But for now, we'll just revel in the happy smiles (and even in the multi-decibel screams) of the world's most adorable grandchildren. My friend Jake will probably beg to differ...but, of course, he's biased in favor of his own grandchildren.

Have a good evening. Tomorrow, we'll take on Serina Hope's "In 10 Words or Less" meme, and maybe some other topics...but for now, it's bedtime.

Good night.


Saturday, October 06, 2007

Golden Rule, Leaden Heart

My regular readers know that I have a deep and fundamental problem with excessive and obsessive religious faith. Not a problem with religion or religious belief per se, but with those whose mindless adherence to literal interpretation of religious texts leads them to do terrible things. From the self-styled True Christian who bombs family planning clinics and murders doctors to the Islamist radical who straps on vests packed with explosives and blows himself up in a crowd, twisted faith has brought untold misery to people and nations everywhere.

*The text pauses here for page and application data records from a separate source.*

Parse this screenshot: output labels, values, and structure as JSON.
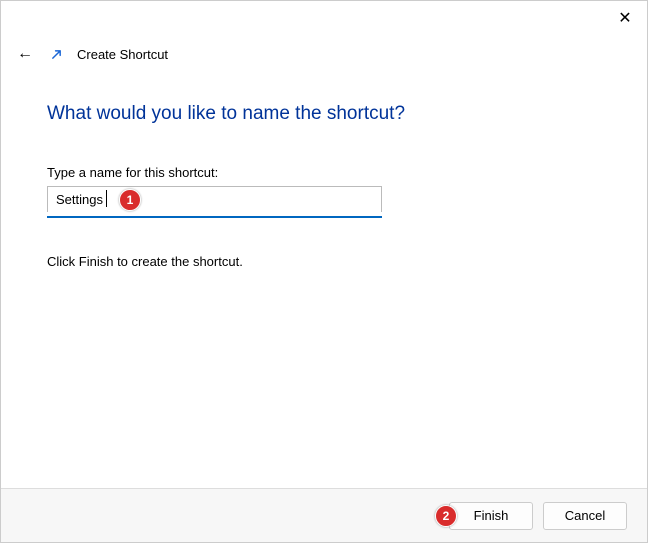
{
  "window": {
    "title": "Create Shortcut"
  },
  "content": {
    "heading": "What would you like to name the shortcut?",
    "field_label": "Type a name for this shortcut:",
    "input_value": "Settings",
    "helper_text": "Click Finish to create the shortcut."
  },
  "footer": {
    "finish_label": "Finish",
    "cancel_label": "Cancel"
  },
  "annotations": {
    "badge1": "1",
    "badge2": "2"
  }
}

Consider two items in the recent news:

Ayaan Hirsi Ali, an outspoken critic of political Islam and of Islamist extremism, has been routinely threatened with death by those against whom she speaks out. Since 2004 she has been one of six people provided with protection by the government of the Netherlands, and she may lose that. Read the story here.

A magazine for children (Al-Fateh) published by Hamas (in London, no less) regularly features stories which encourage the murder of "infidels" (any non-Muslim) and glorify murder by suicide (cynically and euphemistically called "martyrdom"). The latest issue of the magazine continues this outrageous and despicable attempt to poison the hearts of the young. You can read a translated version of excerpts from the magazine, and see the illustrations, here.

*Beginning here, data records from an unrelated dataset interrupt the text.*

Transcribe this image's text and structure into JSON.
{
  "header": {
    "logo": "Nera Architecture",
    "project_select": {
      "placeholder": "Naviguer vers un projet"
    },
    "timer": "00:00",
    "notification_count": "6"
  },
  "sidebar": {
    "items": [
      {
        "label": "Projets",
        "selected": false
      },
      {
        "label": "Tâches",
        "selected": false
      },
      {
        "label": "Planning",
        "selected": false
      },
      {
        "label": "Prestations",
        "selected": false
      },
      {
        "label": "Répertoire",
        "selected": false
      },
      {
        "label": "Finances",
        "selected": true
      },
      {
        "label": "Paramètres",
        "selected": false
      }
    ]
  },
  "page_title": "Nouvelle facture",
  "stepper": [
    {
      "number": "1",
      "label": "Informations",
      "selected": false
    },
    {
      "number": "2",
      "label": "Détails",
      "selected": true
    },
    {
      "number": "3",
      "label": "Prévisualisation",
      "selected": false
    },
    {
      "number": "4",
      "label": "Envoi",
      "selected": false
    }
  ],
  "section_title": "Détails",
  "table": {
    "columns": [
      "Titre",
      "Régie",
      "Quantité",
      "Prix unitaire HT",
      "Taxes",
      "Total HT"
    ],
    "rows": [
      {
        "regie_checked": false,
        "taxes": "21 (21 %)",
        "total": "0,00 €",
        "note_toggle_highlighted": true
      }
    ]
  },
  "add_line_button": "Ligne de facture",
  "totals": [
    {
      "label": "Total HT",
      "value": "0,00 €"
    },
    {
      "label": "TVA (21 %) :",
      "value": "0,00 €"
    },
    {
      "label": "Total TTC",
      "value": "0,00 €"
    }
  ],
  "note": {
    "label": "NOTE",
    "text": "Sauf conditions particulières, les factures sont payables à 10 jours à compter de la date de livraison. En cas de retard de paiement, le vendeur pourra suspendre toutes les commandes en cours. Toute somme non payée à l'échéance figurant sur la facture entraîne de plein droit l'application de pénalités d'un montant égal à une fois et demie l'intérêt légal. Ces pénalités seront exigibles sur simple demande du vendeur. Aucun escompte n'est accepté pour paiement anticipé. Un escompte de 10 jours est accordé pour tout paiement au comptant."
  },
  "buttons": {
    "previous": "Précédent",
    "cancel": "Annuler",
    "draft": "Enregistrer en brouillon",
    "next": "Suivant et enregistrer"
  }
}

Mosques and Islamic study centers are springing up in Europe and America like toadstools after a summer rain. But it is illegal to build a church in a Muslim country, and in many places the penalty for encouraging a Muslim to convert to any other religion is death.

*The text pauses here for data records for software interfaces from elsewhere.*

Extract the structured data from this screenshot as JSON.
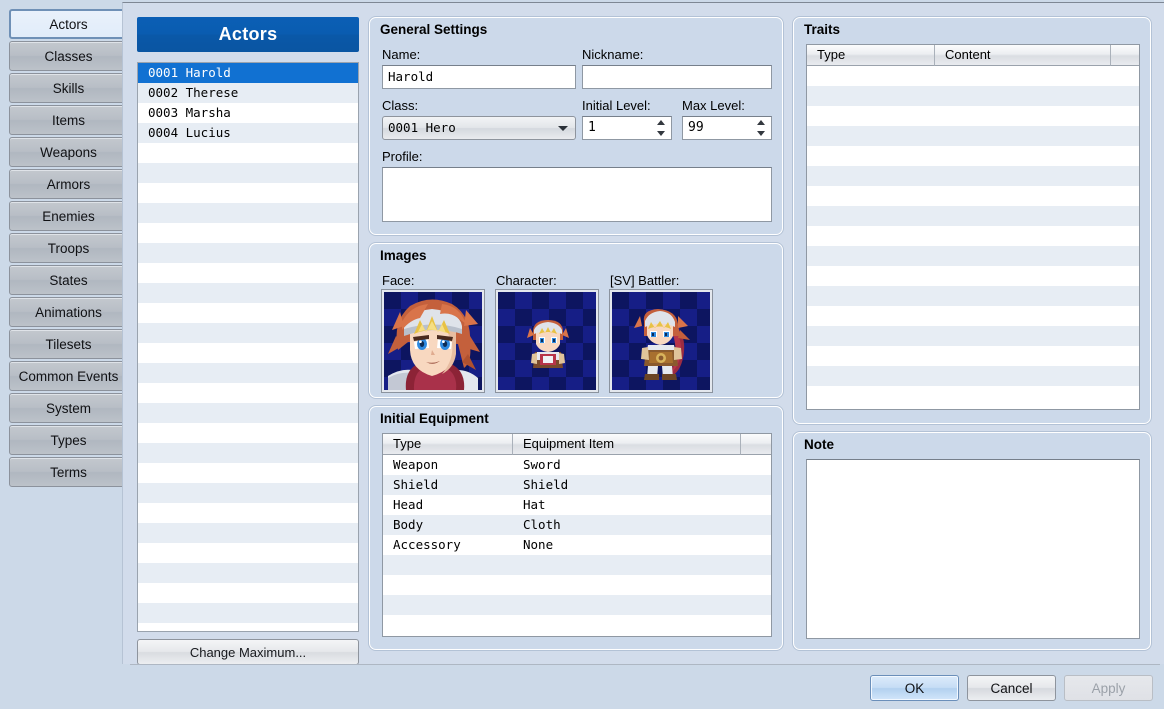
{
  "window": {
    "tabs": [
      {
        "label": "Actors",
        "selected": true
      },
      {
        "label": "Classes",
        "selected": false
      },
      {
        "label": "Skills",
        "selected": false
      },
      {
        "label": "Items",
        "selected": false
      },
      {
        "label": "Weapons",
        "selected": false
      },
      {
        "label": "Armors",
        "selected": false
      },
      {
        "label": "Enemies",
        "selected": false
      },
      {
        "label": "Troops",
        "selected": false
      },
      {
        "label": "States",
        "selected": false
      },
      {
        "label": "Animations",
        "selected": false
      },
      {
        "label": "Tilesets",
        "selected": false
      },
      {
        "label": "Common Events",
        "selected": false
      },
      {
        "label": "System",
        "selected": false
      },
      {
        "label": "Types",
        "selected": false
      },
      {
        "label": "Terms",
        "selected": false
      }
    ]
  },
  "list": {
    "title": "Actors",
    "items": [
      {
        "label": "0001 Harold",
        "selected": true
      },
      {
        "label": "0002 Therese",
        "selected": false
      },
      {
        "label": "0003 Marsha",
        "selected": false
      },
      {
        "label": "0004 Lucius",
        "selected": false
      }
    ],
    "change_maximum_label": "Change Maximum..."
  },
  "general": {
    "title": "General Settings",
    "name_label": "Name:",
    "name_value": "Harold",
    "nickname_label": "Nickname:",
    "nickname_value": "",
    "class_label": "Class:",
    "class_value": "0001 Hero",
    "initial_level_label": "Initial Level:",
    "initial_level_value": "1",
    "max_level_label": "Max Level:",
    "max_level_value": "99",
    "profile_label": "Profile:",
    "profile_value": ""
  },
  "images": {
    "title": "Images",
    "face_label": "Face:",
    "character_label": "Character:",
    "battler_label": "[SV] Battler:"
  },
  "equipment": {
    "title": "Initial Equipment",
    "columns": [
      "Type",
      "Equipment Item",
      ""
    ],
    "rows": [
      [
        "Weapon",
        "Sword"
      ],
      [
        "Shield",
        "Shield"
      ],
      [
        "Head",
        "Hat"
      ],
      [
        "Body",
        "Cloth"
      ],
      [
        "Accessory",
        "None"
      ]
    ]
  },
  "traits": {
    "title": "Traits",
    "columns": [
      "Type",
      "Content",
      ""
    ],
    "rows": []
  },
  "note": {
    "title": "Note",
    "value": ""
  },
  "buttons": {
    "ok": "OK",
    "cancel": "Cancel",
    "apply": "Apply"
  },
  "colors": {
    "accent": "#0a58a8",
    "selection": "#1171d2",
    "panel": "#ccd9ea",
    "window": "#d2dceb"
  }
}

I was raised in the Catholic faith, and never recall any priest, monsignor, bishop, cardinal, or Pope encouraging me to go out and kill people who aren't Catholics. Instead, they taught me The Golden Rule. The King James version of the Bible (in Matthew 7:12) tells us, Therefore all things whatsoever ye would that men should do to you, do ye even so to them. In modern English: Do unto others as you would have them do unto you.

If there's an equivalent expression in Islam, no one seems to be preaching it. The Golden Rule has given way to the Leaden Heart, hard and cold, unfeeling and unyielding in its hatred of and disdain for all who do not worship God as interpreted by clerics whose thinking has not changed in more than thirteen hundred years. And this belief stretches beyond the grave: there are actually people who spend their time worrying about whether or not Muslims can visit the Pyramids of Egypt because they are the tombs of "infidels." You can read more about this here.

In a world consumed by social and economic inequality, violence, and hatred, much of it inspired or stoked by religious beliefs, we have a choice. We can follow the way of the Golden Rule or the way of the Leaden Heart. Sadly, many of the hundreds of millions of people who follow the Islamic faith have chosen the latter way...not, perhaps, because they are themselves bad people, but because by their silence and their inability to adapt the lessons of the 7th century to the utterly different world of the 21st, they encourage those whose contemptible actions make the world a worse place to live.

The Golden Rule encourages us to treat each other in a way that leads to a peaceful and prosperous life for all; the Leaden Heart encourages intolerance and violence now in the expectation of an imagined paradise beyond this life.

I live in the here and now. My children and grandchildren live in the here and now. My faith, such as it is, lies in the Golden Rule. Sadly, there are all too many who embrace the Leaden Heart instead.

And all too many who encourage them.

Have a good day. More thoughts tomorrow.